• [Your task]: List each line of the data in which the string "group" appears.

• [Data extract]:
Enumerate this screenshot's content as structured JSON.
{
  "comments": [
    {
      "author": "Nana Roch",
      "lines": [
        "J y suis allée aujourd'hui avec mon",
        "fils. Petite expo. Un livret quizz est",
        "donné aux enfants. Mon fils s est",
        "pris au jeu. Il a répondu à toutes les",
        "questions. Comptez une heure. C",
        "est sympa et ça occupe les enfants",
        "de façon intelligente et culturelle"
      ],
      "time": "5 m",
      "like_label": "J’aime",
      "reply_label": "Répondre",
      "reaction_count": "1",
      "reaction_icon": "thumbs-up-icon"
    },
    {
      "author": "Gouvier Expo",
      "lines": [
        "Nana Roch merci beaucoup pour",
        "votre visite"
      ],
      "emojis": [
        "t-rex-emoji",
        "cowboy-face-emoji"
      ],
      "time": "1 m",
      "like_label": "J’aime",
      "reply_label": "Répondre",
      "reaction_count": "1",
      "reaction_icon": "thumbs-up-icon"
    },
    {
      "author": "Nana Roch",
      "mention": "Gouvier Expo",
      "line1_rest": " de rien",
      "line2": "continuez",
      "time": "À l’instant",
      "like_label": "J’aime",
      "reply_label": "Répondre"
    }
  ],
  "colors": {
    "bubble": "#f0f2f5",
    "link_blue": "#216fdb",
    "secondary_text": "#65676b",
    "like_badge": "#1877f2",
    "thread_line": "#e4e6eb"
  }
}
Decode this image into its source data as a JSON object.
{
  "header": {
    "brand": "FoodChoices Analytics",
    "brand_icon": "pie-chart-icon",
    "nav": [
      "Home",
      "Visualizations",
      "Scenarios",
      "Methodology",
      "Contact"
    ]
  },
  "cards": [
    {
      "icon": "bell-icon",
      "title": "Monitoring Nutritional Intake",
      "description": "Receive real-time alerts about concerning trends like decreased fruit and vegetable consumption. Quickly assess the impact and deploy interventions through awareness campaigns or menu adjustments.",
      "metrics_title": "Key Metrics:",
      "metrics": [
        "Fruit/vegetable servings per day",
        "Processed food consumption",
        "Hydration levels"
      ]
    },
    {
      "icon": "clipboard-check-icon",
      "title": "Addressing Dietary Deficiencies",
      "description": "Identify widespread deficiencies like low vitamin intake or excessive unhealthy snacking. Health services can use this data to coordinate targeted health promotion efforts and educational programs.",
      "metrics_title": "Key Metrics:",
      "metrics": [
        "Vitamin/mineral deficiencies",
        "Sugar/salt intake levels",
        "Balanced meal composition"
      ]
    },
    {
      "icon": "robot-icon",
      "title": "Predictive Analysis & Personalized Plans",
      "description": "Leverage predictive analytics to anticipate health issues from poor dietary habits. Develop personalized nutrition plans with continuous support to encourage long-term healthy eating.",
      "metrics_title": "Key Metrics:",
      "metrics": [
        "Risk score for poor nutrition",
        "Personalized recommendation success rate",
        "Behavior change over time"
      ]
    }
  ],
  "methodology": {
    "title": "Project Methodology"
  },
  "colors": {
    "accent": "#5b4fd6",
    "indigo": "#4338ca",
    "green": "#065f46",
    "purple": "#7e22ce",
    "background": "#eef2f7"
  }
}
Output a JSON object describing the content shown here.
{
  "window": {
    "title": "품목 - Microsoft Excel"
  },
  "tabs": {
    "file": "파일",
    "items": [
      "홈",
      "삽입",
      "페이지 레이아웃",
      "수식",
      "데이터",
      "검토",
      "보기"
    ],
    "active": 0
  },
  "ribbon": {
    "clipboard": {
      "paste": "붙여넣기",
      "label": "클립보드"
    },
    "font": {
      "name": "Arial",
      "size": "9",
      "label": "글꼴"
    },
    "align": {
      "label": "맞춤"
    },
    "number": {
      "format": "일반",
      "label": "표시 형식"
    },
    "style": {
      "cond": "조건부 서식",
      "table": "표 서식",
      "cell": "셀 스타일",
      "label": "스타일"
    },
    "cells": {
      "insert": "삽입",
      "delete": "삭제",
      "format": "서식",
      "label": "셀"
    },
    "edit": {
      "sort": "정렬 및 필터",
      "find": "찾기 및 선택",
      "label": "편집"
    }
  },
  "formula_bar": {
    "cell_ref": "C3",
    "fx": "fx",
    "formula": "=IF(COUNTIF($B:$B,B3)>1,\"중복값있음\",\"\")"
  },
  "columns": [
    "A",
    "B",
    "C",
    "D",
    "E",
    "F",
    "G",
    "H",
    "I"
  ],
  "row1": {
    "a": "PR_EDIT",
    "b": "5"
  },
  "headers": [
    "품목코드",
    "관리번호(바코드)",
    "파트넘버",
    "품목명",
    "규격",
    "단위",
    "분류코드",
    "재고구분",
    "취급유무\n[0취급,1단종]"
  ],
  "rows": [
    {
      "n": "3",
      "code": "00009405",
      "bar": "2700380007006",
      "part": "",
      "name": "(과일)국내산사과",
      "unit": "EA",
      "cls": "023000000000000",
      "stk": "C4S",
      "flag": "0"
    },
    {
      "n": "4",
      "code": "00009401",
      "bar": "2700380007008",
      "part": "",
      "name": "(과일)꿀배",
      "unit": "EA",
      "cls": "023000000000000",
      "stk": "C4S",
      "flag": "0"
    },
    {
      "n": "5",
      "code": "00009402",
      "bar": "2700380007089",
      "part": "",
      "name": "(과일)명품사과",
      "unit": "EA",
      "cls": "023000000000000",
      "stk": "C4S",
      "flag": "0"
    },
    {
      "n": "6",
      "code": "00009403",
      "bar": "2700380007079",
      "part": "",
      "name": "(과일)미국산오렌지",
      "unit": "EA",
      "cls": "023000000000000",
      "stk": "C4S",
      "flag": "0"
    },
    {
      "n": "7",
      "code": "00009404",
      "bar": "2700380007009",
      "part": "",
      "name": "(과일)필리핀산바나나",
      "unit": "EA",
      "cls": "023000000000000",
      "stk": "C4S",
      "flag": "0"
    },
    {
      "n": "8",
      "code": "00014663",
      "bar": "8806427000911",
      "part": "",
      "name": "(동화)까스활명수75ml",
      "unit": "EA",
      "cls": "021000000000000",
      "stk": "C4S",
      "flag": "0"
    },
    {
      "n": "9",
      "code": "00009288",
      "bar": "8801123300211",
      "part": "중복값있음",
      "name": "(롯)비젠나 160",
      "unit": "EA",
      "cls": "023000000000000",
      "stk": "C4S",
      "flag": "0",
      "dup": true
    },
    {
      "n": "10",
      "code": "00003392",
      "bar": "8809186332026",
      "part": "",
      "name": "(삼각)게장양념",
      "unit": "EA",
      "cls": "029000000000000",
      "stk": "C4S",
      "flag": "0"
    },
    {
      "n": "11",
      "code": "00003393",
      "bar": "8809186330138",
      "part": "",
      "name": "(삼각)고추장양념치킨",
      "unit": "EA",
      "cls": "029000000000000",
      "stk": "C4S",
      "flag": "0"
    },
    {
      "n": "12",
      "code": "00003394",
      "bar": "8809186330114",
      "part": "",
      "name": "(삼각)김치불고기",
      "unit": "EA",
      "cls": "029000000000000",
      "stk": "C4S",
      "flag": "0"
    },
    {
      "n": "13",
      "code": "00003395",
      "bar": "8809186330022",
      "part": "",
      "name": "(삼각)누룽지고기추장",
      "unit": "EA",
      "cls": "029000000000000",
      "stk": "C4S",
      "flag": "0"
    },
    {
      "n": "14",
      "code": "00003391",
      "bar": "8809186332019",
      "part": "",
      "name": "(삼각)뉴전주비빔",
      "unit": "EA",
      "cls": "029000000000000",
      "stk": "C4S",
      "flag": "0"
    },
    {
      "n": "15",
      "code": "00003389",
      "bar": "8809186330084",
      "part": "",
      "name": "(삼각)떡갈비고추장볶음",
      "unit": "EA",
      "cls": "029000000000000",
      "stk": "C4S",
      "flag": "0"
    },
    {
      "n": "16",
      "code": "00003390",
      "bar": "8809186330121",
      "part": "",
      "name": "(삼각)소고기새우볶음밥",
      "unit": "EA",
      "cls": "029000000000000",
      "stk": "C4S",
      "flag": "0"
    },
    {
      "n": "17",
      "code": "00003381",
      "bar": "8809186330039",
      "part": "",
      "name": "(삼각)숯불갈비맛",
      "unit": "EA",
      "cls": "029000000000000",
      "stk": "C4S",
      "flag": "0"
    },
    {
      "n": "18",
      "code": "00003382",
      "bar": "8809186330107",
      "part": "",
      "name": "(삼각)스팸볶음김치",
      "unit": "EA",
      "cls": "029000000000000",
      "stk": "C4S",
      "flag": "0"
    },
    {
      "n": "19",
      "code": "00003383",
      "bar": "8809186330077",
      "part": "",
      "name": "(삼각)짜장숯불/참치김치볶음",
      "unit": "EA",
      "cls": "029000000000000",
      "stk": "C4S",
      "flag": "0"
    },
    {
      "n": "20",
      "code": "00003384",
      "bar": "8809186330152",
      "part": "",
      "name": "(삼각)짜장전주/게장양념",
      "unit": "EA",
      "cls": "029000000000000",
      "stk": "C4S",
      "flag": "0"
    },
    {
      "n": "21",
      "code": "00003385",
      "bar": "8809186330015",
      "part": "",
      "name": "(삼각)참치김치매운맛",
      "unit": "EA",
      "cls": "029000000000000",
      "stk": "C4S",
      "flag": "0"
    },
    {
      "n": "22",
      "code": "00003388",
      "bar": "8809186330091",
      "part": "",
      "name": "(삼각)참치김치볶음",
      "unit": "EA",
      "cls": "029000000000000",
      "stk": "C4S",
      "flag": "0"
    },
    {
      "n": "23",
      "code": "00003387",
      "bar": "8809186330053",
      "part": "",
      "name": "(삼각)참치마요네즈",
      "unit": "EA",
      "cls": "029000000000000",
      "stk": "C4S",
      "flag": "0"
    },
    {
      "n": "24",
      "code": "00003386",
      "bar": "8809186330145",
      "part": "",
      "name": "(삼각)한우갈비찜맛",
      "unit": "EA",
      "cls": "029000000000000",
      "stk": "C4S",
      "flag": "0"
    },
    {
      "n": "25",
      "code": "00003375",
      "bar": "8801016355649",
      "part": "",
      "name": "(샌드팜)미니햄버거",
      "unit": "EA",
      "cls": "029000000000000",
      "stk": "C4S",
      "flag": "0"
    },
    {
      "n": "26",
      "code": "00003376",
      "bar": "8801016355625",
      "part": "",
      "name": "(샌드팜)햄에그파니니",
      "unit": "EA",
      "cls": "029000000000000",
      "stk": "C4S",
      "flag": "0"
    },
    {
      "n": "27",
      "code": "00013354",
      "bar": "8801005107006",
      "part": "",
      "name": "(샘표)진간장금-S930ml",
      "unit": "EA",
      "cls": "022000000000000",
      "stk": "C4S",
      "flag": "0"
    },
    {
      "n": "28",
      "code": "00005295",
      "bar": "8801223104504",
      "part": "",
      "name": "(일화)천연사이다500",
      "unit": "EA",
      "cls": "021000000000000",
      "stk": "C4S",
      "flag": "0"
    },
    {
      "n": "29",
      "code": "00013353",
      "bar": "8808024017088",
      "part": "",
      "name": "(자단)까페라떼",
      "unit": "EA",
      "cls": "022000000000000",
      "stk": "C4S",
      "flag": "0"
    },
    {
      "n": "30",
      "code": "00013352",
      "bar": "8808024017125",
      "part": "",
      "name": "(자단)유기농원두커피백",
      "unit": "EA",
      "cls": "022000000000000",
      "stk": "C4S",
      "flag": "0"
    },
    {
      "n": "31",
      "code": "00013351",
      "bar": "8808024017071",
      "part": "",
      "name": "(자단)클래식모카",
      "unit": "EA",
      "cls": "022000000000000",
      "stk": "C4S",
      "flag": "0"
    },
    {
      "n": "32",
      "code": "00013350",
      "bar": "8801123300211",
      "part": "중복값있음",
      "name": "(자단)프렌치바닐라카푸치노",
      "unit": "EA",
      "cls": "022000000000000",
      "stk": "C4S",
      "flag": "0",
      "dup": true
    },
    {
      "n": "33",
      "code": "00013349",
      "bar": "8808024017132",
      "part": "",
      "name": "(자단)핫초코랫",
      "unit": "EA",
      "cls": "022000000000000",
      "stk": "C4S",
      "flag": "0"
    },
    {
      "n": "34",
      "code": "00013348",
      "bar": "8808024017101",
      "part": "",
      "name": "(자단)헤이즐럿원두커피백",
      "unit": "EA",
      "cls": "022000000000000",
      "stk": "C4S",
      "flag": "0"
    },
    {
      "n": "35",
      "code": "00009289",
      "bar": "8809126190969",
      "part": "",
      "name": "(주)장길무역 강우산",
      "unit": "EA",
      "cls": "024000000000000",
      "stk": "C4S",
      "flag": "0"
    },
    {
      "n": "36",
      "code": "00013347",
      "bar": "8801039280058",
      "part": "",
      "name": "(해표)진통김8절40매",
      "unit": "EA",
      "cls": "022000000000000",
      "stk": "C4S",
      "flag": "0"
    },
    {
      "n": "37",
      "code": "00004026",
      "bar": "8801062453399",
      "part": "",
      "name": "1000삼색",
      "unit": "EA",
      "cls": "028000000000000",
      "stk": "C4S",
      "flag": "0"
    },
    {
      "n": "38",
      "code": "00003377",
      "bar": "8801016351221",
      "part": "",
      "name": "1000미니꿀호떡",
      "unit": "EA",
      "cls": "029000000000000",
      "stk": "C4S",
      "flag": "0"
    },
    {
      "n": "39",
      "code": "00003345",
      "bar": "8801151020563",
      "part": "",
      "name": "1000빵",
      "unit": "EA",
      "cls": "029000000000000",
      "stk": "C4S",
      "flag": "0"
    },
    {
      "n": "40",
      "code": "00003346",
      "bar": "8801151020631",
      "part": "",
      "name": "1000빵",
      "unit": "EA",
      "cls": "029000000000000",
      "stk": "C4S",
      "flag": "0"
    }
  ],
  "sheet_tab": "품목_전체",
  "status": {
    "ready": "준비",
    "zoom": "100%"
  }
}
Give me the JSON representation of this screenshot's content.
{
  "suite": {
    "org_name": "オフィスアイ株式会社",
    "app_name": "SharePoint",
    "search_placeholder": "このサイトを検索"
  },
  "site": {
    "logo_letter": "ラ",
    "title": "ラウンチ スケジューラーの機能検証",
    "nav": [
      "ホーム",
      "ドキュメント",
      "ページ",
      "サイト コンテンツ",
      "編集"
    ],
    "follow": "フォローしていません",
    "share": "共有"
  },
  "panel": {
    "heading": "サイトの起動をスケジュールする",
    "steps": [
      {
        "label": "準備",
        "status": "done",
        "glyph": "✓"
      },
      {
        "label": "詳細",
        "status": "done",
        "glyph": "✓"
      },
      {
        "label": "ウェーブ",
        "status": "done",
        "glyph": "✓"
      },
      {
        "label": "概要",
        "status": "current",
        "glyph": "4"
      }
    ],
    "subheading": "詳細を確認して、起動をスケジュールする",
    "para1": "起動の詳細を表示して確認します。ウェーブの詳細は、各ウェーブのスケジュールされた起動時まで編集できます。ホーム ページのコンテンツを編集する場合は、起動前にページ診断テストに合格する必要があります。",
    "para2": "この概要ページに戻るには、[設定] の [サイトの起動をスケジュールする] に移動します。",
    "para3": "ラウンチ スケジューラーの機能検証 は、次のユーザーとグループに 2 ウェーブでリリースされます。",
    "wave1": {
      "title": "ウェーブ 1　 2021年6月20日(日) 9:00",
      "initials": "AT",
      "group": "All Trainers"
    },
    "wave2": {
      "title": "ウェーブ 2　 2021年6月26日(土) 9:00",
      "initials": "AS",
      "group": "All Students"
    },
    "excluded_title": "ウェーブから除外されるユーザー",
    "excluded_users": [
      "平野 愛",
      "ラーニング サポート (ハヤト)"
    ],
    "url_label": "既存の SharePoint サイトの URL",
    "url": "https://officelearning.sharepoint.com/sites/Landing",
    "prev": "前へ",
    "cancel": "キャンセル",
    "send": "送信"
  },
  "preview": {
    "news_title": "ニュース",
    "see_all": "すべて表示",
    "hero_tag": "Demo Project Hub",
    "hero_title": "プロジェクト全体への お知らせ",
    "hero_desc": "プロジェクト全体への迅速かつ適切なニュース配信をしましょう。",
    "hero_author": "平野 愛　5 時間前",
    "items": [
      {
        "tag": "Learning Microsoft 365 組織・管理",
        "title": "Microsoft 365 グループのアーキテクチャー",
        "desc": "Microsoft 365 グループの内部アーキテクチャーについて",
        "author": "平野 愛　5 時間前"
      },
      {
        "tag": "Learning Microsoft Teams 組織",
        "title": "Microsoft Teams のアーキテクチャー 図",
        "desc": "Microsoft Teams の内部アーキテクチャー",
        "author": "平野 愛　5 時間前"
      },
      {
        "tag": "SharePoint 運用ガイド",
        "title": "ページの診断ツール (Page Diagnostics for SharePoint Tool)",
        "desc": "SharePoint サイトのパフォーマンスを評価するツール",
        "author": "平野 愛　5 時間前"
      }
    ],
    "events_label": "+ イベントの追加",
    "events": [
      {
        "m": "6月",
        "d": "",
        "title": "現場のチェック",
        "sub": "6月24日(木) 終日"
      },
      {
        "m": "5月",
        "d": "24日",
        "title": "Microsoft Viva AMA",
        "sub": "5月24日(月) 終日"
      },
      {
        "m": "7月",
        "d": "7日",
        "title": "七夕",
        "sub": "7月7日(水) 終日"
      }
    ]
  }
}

• [Exercise answer]:
      "group": "All Trainers"
      "group": "All Students"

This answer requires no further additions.